AIM OF THE TASK:
Examine the records below and count how many lines contain the string "source". Give only the number.

AVAILABLE DATA:

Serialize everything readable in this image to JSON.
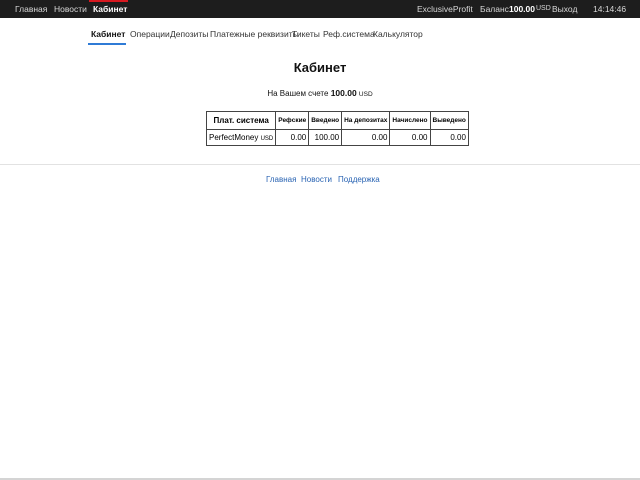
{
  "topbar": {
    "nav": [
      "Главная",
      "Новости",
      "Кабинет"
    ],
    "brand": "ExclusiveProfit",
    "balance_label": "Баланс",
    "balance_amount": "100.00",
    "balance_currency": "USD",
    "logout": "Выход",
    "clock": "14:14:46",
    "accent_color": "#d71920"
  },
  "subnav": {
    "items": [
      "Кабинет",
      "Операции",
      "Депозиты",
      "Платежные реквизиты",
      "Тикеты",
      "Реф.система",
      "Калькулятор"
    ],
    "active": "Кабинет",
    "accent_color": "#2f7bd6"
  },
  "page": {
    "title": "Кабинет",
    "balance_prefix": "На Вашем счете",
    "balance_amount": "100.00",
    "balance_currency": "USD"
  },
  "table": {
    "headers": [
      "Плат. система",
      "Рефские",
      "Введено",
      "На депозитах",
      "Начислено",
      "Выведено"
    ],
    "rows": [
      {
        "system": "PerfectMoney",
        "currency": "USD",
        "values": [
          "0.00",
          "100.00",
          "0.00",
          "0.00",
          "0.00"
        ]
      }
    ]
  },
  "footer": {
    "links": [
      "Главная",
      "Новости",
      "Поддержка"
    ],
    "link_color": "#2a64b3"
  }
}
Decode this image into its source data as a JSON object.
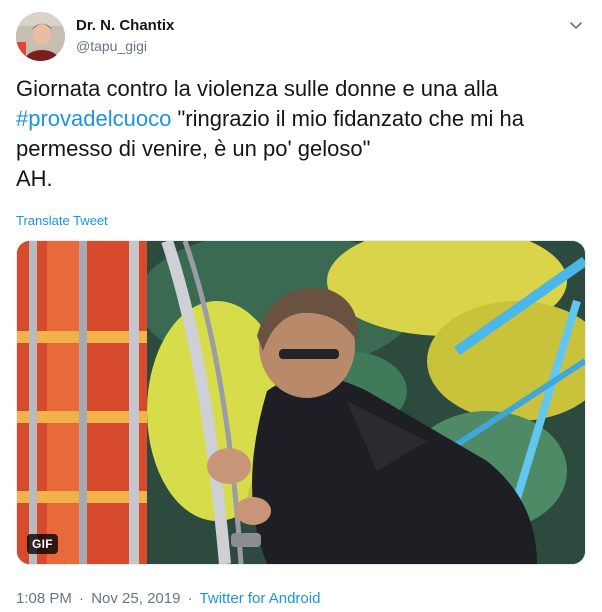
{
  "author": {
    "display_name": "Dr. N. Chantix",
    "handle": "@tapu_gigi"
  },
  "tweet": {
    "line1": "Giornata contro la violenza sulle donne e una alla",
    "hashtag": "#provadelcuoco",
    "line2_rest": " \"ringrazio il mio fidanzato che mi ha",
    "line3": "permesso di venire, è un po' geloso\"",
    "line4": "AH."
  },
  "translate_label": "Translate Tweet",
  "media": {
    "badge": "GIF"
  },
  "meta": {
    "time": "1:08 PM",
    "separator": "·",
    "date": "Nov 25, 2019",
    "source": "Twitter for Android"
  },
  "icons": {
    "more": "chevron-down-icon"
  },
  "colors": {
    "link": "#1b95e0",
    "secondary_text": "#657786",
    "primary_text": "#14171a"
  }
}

SOLVED EXERCISE:
2